Cut hair and VAT?
Thousands of people around Ireland could be left without their local hairdresser unless Government acts quickly to reduce VAT on the sector.
That was the hair raising opinion of the Irish Hairdressers’ Federation (IHF) which released a new report on Sunday called ‘A Final Cut?’.
The report, by Octavian Economics, incorporates findings from the Federation’s latest member survey and calls for a reduction in VAT for hairdressers from 9% to 5% next month when Government will reduce the rate of VAT on newspapers to zero.
IHF said the hairdressing industry employs 5 times more staff than the newspaper industry and was much harder hit in the lockdown, according to Federation President Danielle Kennedy.

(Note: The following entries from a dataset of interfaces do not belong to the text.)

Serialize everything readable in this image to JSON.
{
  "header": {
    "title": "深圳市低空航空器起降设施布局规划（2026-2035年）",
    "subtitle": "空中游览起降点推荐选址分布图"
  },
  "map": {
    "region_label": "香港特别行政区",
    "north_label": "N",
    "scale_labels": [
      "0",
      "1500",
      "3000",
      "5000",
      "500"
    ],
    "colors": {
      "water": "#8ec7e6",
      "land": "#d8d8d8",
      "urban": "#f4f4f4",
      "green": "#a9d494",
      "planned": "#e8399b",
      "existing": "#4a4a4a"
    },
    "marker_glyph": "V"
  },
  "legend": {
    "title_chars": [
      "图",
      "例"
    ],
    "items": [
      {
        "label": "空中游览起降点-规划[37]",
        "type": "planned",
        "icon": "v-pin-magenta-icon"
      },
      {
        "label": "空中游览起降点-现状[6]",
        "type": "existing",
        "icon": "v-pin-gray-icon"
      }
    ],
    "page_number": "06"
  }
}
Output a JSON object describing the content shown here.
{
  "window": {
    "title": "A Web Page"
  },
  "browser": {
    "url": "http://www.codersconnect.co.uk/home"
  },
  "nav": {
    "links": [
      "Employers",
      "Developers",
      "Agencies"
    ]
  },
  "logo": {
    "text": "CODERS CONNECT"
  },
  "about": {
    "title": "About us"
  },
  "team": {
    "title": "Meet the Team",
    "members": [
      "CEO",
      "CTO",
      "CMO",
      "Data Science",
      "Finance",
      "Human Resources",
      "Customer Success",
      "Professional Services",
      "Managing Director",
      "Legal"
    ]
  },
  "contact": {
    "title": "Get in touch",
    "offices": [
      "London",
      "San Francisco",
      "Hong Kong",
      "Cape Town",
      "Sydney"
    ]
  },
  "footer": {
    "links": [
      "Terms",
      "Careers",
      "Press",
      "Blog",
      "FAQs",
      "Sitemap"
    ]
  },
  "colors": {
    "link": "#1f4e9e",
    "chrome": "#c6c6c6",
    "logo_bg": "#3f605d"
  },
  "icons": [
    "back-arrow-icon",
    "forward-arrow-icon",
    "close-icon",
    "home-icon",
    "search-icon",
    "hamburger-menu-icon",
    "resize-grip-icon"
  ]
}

She said: “Unlike newspapers and many other businesses, we could not offer our services online.”
The report said the industry is essential for bringing back footfall and custom for other retailers in smaller towns and villages.
“Our industry rewarded the Government for its last cut in VAT in 2011 by boosting employment by 25 per cent in the following five years and we are just as vital now in helping the Government’s town and village centre recovery agenda. With demand falling faster than in 2011 and business costs far higher, VAT must fall accordingly,” Ms Kennedy said.
In a survey of almost three hundred respondents, two thirds of Federation members cited VAT as their main concern and called for immediate Government action. Three quarters of respondents reported that demand had either fallen or remained the same in the past six months.
Ms Kennedy said: “These findings come before the full impact of inflation and interest rates have fully impacted on the economy and consumer demand. They understate the crisis in our industry. If action isn’t taken, many small towns and villages could be left without a service that is not just economically important, but also a vital social connector – particularly for the elderly.”
She continued: “We represent the taxpaying majority in our industry who have delivered jobs growth, who run businesses vital to the economic life of small towns and who are vital providers of flexible job options for women.
“We are not looking for zero VAT but only a modest cut from 9% to 5%, enough to keep our members from closing their doors for good,” concluded Ms Kennedy.